Unfortunately, these early chapters are marred by a lack of historical context and the inclusion of personal reminiscences. There are awkward references to the present (which, in this case, means the 1990s) in chapters devoted to the telling of WBG's past. For example, in the second chapter, which compares Wilmington and Dedham, we learn the name of the gated community where former Vice President Al Gore sometimes stayed on vacation.

The diary itself, however, is a fascinating account of WBG's life at sea on the U.S.S. Cambridge and the U.S.S. Niagara during the war. We are introduced to other escaped slaves, to deserters, to the difficulties of intercepting Confederate ships, to men put in the Brig for drunkenness, to all sorts of inclement weather, and to the tedious chores of being a sailor. WBG crosses the Atlantic on the Niagara, a swift frigate authorized by the government in 1854, and his ports of call included Antwerp, Lisbon, Liverpool and Cadiz. The notes that accompany Gould's diary are excellent and provide additional information about the events in the diary and descriptions from the contemporary American and British press.
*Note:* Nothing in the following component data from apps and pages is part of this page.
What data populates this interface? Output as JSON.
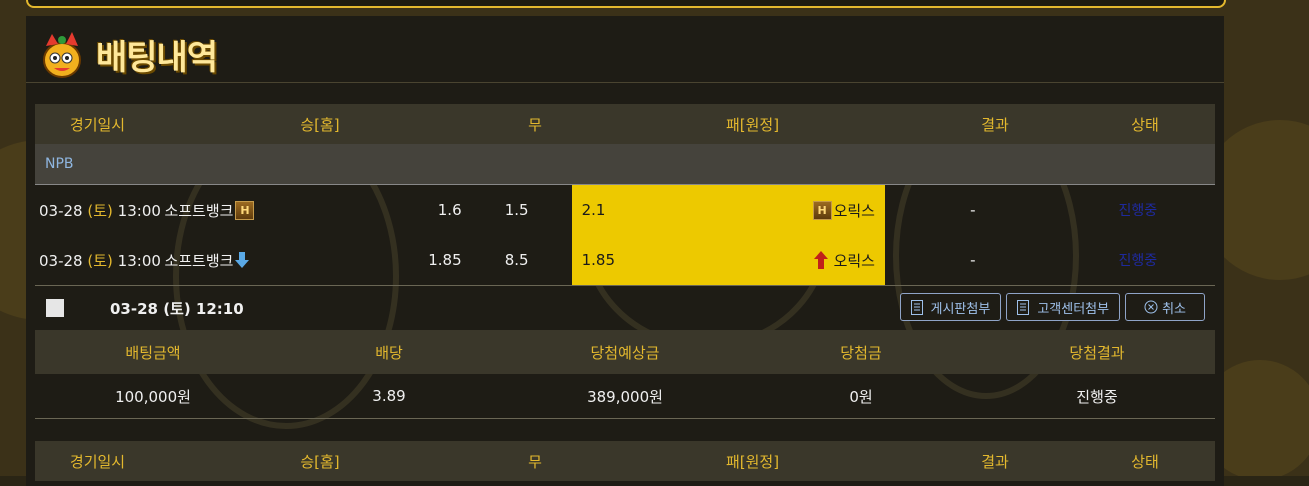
{
  "page_title": "배팅내역",
  "columns": {
    "date": "경기일시",
    "home": "승[홈]",
    "draw": "무",
    "away": "패[원정]",
    "result": "결과",
    "status": "상태"
  },
  "bet": {
    "league": "NPB",
    "games": [
      {
        "date": "03-28",
        "day": "(토)",
        "time": "13:00",
        "home_team": "소프트뱅크",
        "home_marker": "H",
        "home_odds": "1.6",
        "draw_odds": "1.5",
        "away_odds": "2.1",
        "away_marker": "H",
        "away_team": "오릭스",
        "result": "-",
        "status": "진행중"
      },
      {
        "date": "03-28",
        "day": "(토)",
        "time": "13:00",
        "home_team": "소프트뱅크",
        "home_marker": "down-arrow",
        "home_odds": "1.85",
        "draw_odds": "8.5",
        "away_odds": "1.85",
        "away_marker": "up-arrow",
        "away_team": "오릭스",
        "result": "-",
        "status": "진행중"
      }
    ],
    "bet_datetime": "03-28 (토) 12:10",
    "buttons": {
      "board_attach": "게시판첨부",
      "support_attach": "고객센터첨부",
      "cancel": "취소"
    },
    "summary_headers": [
      "배팅금액",
      "배당",
      "당첨예상금",
      "당첨금",
      "당첨결과"
    ],
    "summary_values": [
      "100,000원",
      "3.89",
      "389,000원",
      "0원",
      "진행중"
    ]
  },
  "colors": {
    "accent": "#e3b82e",
    "highlight": "#edc900",
    "background": "#1e1c15"
  }
}
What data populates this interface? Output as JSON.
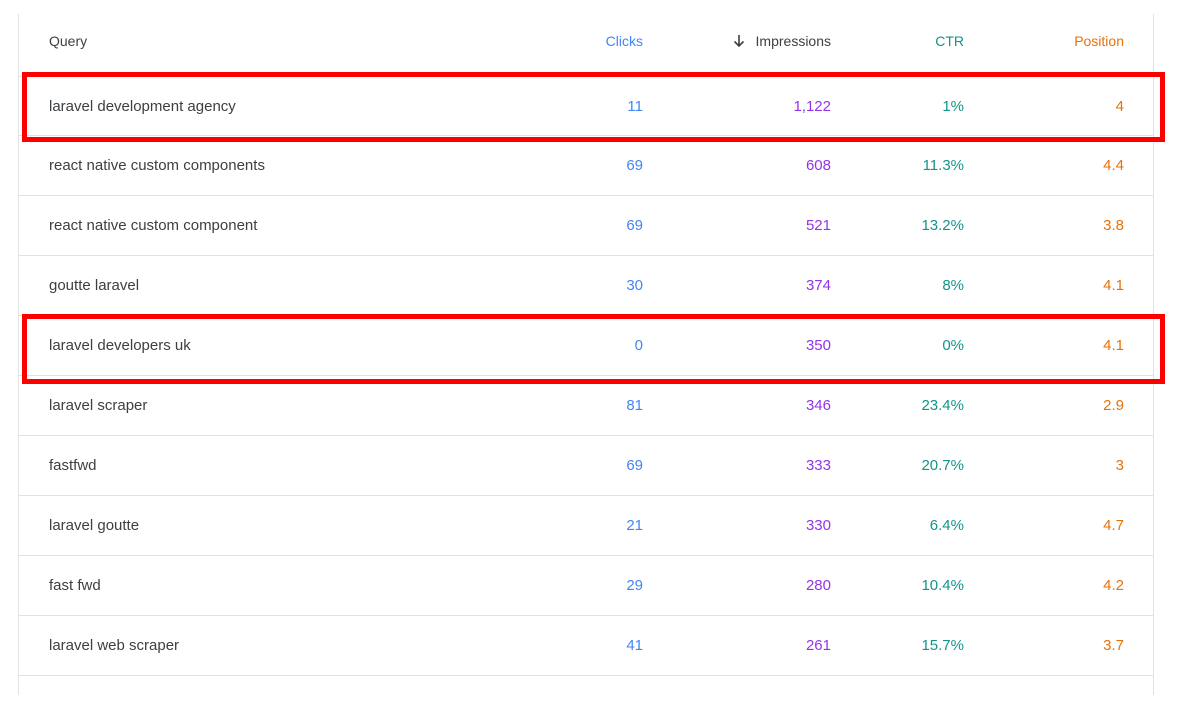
{
  "table": {
    "headers": {
      "query": "Query",
      "clicks": "Clicks",
      "impressions": "Impressions",
      "ctr": "CTR",
      "position": "Position"
    },
    "sort_icon": "arrow-down-icon",
    "rows": [
      {
        "query": "laravel development agency",
        "clicks": "11",
        "impressions": "1,122",
        "ctr": "1%",
        "position": "4"
      },
      {
        "query": "react native custom components",
        "clicks": "69",
        "impressions": "608",
        "ctr": "11.3%",
        "position": "4.4"
      },
      {
        "query": "react native custom component",
        "clicks": "69",
        "impressions": "521",
        "ctr": "13.2%",
        "position": "3.8"
      },
      {
        "query": "goutte laravel",
        "clicks": "30",
        "impressions": "374",
        "ctr": "8%",
        "position": "4.1"
      },
      {
        "query": "laravel developers uk",
        "clicks": "0",
        "impressions": "350",
        "ctr": "0%",
        "position": "4.1"
      },
      {
        "query": "laravel scraper",
        "clicks": "81",
        "impressions": "346",
        "ctr": "23.4%",
        "position": "2.9"
      },
      {
        "query": "fastfwd",
        "clicks": "69",
        "impressions": "333",
        "ctr": "20.7%",
        "position": "3"
      },
      {
        "query": "laravel goutte",
        "clicks": "21",
        "impressions": "330",
        "ctr": "6.4%",
        "position": "4.7"
      },
      {
        "query": "fast fwd",
        "clicks": "29",
        "impressions": "280",
        "ctr": "10.4%",
        "position": "4.2"
      },
      {
        "query": "laravel web scraper",
        "clicks": "41",
        "impressions": "261",
        "ctr": "15.7%",
        "position": "3.7"
      }
    ]
  },
  "colors": {
    "clicks": "#4285f4",
    "impressions": "#9334e6",
    "ctr": "#12948a",
    "position": "#e8710a",
    "highlight": "#ff0000"
  }
}
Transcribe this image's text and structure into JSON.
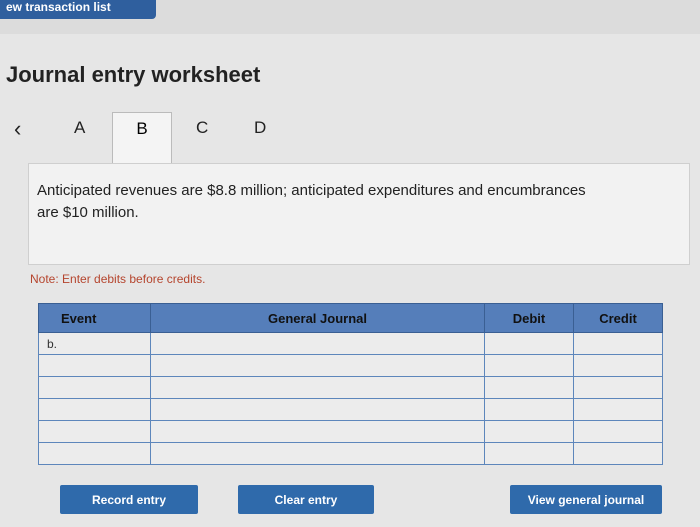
{
  "top_button": {
    "label": "ew transaction list"
  },
  "page": {
    "title": "Journal entry worksheet"
  },
  "tabs": {
    "prev_icon": "‹",
    "items": [
      "A",
      "B",
      "C",
      "D"
    ],
    "active": "B"
  },
  "problem": {
    "text": "Anticipated revenues are $8.8 million; anticipated expenditures and encumbrances are $10 million."
  },
  "note": "Note: Enter debits before credits.",
  "journal": {
    "columns": {
      "event": "Event",
      "general_journal": "General Journal",
      "debit": "Debit",
      "credit": "Credit"
    },
    "rows": [
      {
        "event": "b.",
        "general_journal": "",
        "debit": "",
        "credit": ""
      },
      {
        "event": "",
        "general_journal": "",
        "debit": "",
        "credit": ""
      },
      {
        "event": "",
        "general_journal": "",
        "debit": "",
        "credit": ""
      },
      {
        "event": "",
        "general_journal": "",
        "debit": "",
        "credit": ""
      },
      {
        "event": "",
        "general_journal": "",
        "debit": "",
        "credit": ""
      },
      {
        "event": "",
        "general_journal": "",
        "debit": "",
        "credit": ""
      }
    ]
  },
  "buttons": {
    "record": "Record entry",
    "clear": "Clear entry",
    "view": "View general journal"
  },
  "colors": {
    "accent": "#2f6aab",
    "header": "#557eba",
    "note": "#b5452e"
  }
}
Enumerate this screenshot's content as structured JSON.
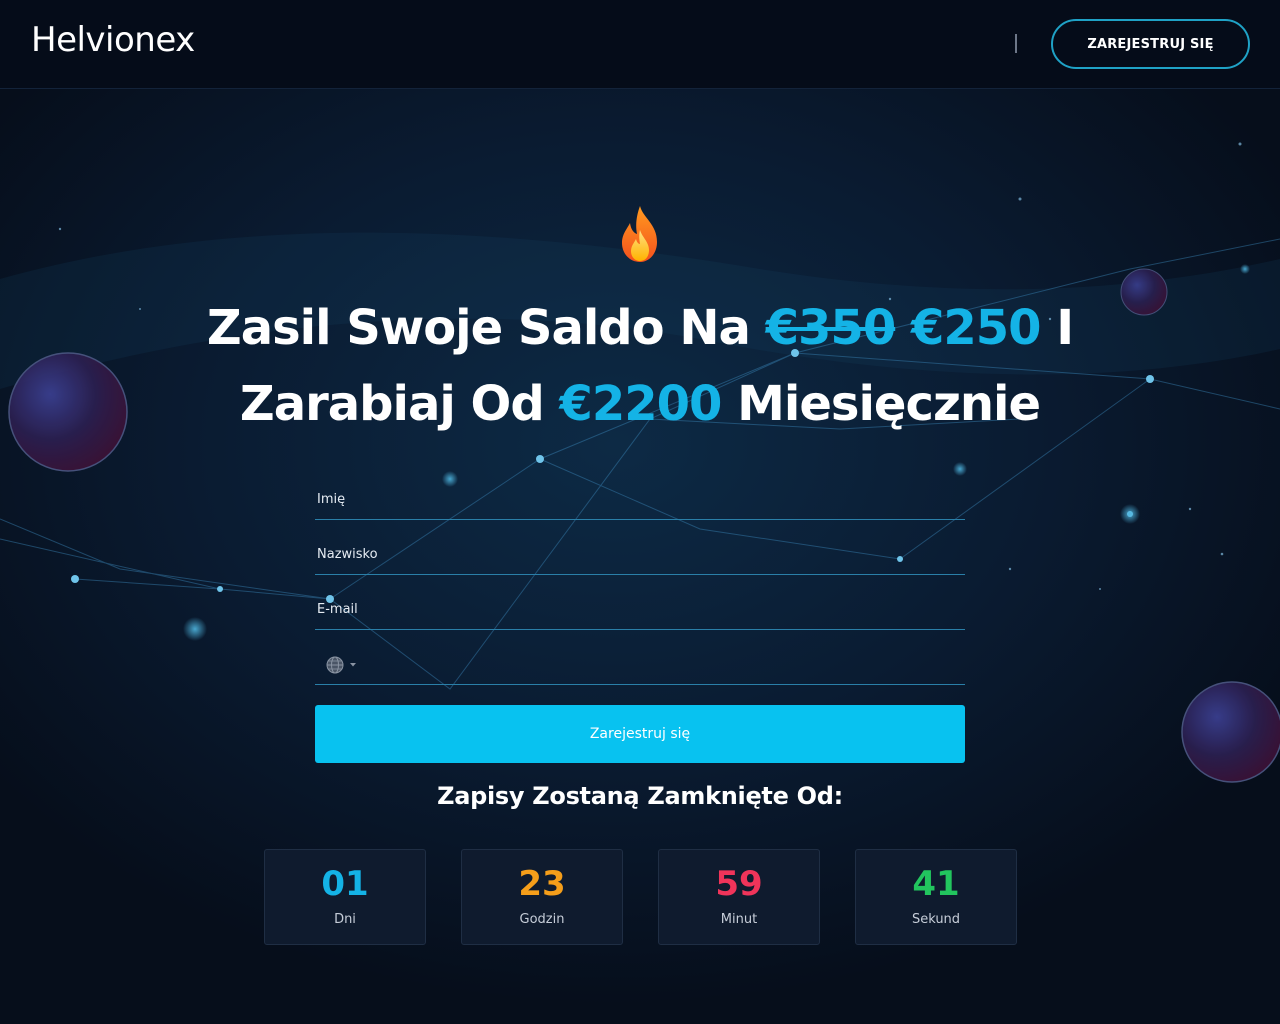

There is much to recommend about this book. It provides a sweeping account of an African American who straddled slavery and freedom during the tumultuous years of war. Through one man's life, we can see how black abolitionists wore many hats: that of a navy man, a reporter, a father, and a husband. One yearns to know more about the personal side of WBG, a frustration shared by his great grandson, the author, William B. Gould IV. Overall, this book is a valuable addition to the literature in African American history and the Civil War era.

Lynn M. Hudson is a member of the history department at California Polytechnic State University. She is the author of a biography of Mary Ellen Pleasant, a black abolitionist and supporter of John Brown, The Making of Mammy Pleasant': A Black Entrepreneur in Nineteenth-Century San Francisco (University of Illinois Press, 2003).

Hudson, Lynn M., review of Diary of a Contraband: The Civil War Passage of a Black Soldier, by Gould IV, William B., Civil War Book Review, (Summer 2003).